___ Available records ___
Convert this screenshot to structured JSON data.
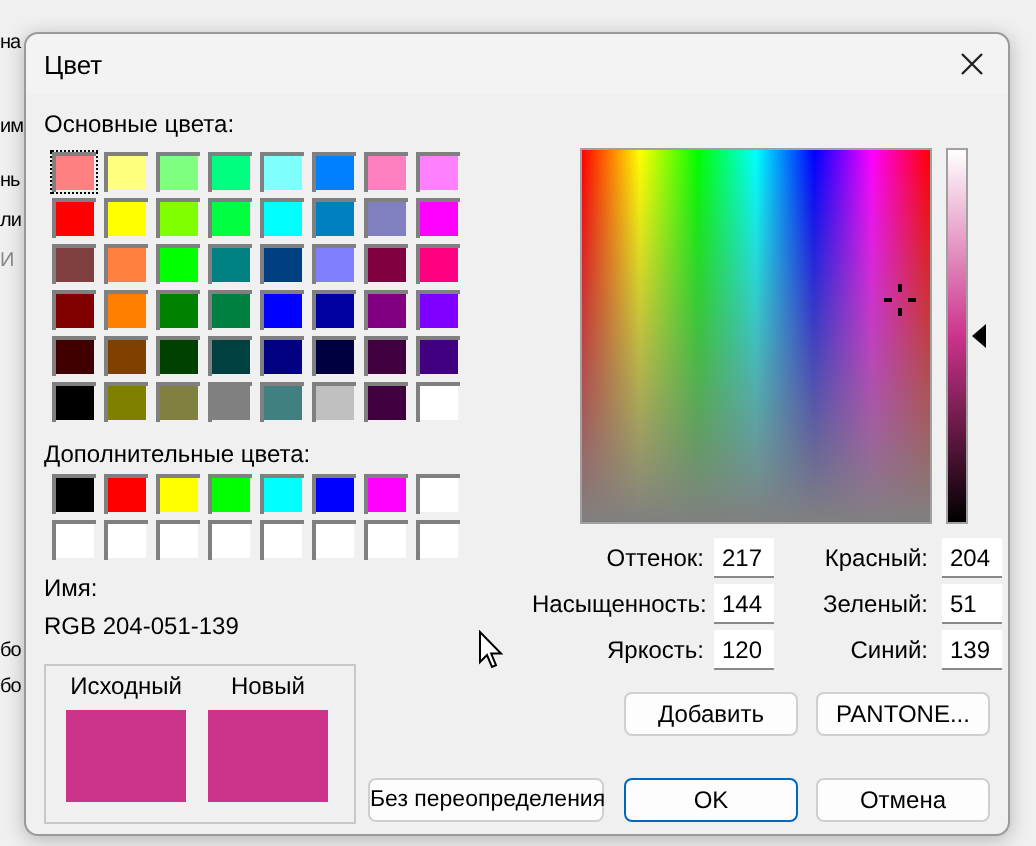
{
  "background_fragments": [
    "на",
    "им",
    "нь",
    "ли",
    "И",
    "бо",
    "бо"
  ],
  "window": {
    "title": "Цвет"
  },
  "basic_colors": {
    "label": "Основные цвета:",
    "swatches": [
      {
        "color": "#ff8080",
        "selected": true
      },
      {
        "color": "#ffff80",
        "selected": false
      },
      {
        "color": "#80ff80",
        "selected": false
      },
      {
        "color": "#00ff80",
        "selected": false
      },
      {
        "color": "#80ffff",
        "selected": false
      },
      {
        "color": "#0080ff",
        "selected": false
      },
      {
        "color": "#ff80c0",
        "selected": false
      },
      {
        "color": "#ff80ff",
        "selected": false
      },
      {
        "color": "#ff0000",
        "selected": false
      },
      {
        "color": "#ffff00",
        "selected": false
      },
      {
        "color": "#80ff00",
        "selected": false
      },
      {
        "color": "#00ff40",
        "selected": false
      },
      {
        "color": "#00ffff",
        "selected": false
      },
      {
        "color": "#0080c0",
        "selected": false
      },
      {
        "color": "#8080c0",
        "selected": false
      },
      {
        "color": "#ff00ff",
        "selected": false
      },
      {
        "color": "#804040",
        "selected": false
      },
      {
        "color": "#ff8040",
        "selected": false
      },
      {
        "color": "#00ff00",
        "selected": false
      },
      {
        "color": "#008080",
        "selected": false
      },
      {
        "color": "#004080",
        "selected": false
      },
      {
        "color": "#8080ff",
        "selected": false
      },
      {
        "color": "#800040",
        "selected": false
      },
      {
        "color": "#ff0080",
        "selected": false
      },
      {
        "color": "#800000",
        "selected": false
      },
      {
        "color": "#ff8000",
        "selected": false
      },
      {
        "color": "#008000",
        "selected": false
      },
      {
        "color": "#008040",
        "selected": false
      },
      {
        "color": "#0000ff",
        "selected": false
      },
      {
        "color": "#0000a0",
        "selected": false
      },
      {
        "color": "#800080",
        "selected": false
      },
      {
        "color": "#8000ff",
        "selected": false
      },
      {
        "color": "#400000",
        "selected": false
      },
      {
        "color": "#804000",
        "selected": false
      },
      {
        "color": "#004000",
        "selected": false
      },
      {
        "color": "#004040",
        "selected": false
      },
      {
        "color": "#000080",
        "selected": false
      },
      {
        "color": "#000040",
        "selected": false
      },
      {
        "color": "#400040",
        "selected": false
      },
      {
        "color": "#400080",
        "selected": false
      },
      {
        "color": "#000000",
        "selected": false
      },
      {
        "color": "#808000",
        "selected": false
      },
      {
        "color": "#808040",
        "selected": false
      },
      {
        "color": "#808080",
        "selected": false
      },
      {
        "color": "#408080",
        "selected": false
      },
      {
        "color": "#c0c0c0",
        "selected": false
      },
      {
        "color": "#400040",
        "selected": false
      },
      {
        "color": "#ffffff",
        "selected": false
      }
    ]
  },
  "custom_colors": {
    "label": "Дополнительные цвета:",
    "swatches": [
      {
        "color": "#000000",
        "selected": false
      },
      {
        "color": "#ff0000",
        "selected": false
      },
      {
        "color": "#ffff00",
        "selected": false
      },
      {
        "color": "#00ff00",
        "selected": false
      },
      {
        "color": "#00ffff",
        "selected": false
      },
      {
        "color": "#0000ff",
        "selected": false
      },
      {
        "color": "#ff00ff",
        "selected": false
      },
      {
        "color": "#ffffff",
        "selected": false
      },
      {
        "color": "#ffffff",
        "selected": false
      },
      {
        "color": "#ffffff",
        "selected": false
      },
      {
        "color": "#ffffff",
        "selected": false
      },
      {
        "color": "#ffffff",
        "selected": false
      },
      {
        "color": "#ffffff",
        "selected": false
      },
      {
        "color": "#ffffff",
        "selected": false
      },
      {
        "color": "#ffffff",
        "selected": false
      },
      {
        "color": "#ffffff",
        "selected": false
      }
    ]
  },
  "name": {
    "label": "Имя:",
    "value": "RGB 204-051-139"
  },
  "preview": [
    {
      "label": "Исходный",
      "color": "#cc338b"
    },
    {
      "label": "Новый",
      "color": "#cc338b"
    }
  ],
  "luminance_slider": {
    "level": 0.5
  },
  "fields": [
    {
      "label": "Оттенок:",
      "value": "217"
    },
    {
      "label": "Красный:",
      "value": "204"
    },
    {
      "label": "Насыщенность:",
      "value": "144"
    },
    {
      "label": "Зеленый:",
      "value": "51"
    },
    {
      "label": "Яркость:",
      "value": "120"
    },
    {
      "label": "Синий:",
      "value": "139"
    }
  ],
  "buttons": [
    {
      "label": "Добавить"
    },
    {
      "label": "PANTONE..."
    }
  ],
  "footer_buttons": [
    {
      "label": "Без переопределения",
      "default": false
    },
    {
      "label": "OK",
      "default": true
    },
    {
      "label": "Отмена",
      "default": false
    }
  ]
}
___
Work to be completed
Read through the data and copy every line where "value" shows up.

Written answer
    "value": "RGB 204-051-139"
      "value": "217"
      "value": "204"
      "value": "144"
      "value": "51"
      "value": "120"
      "value": "139"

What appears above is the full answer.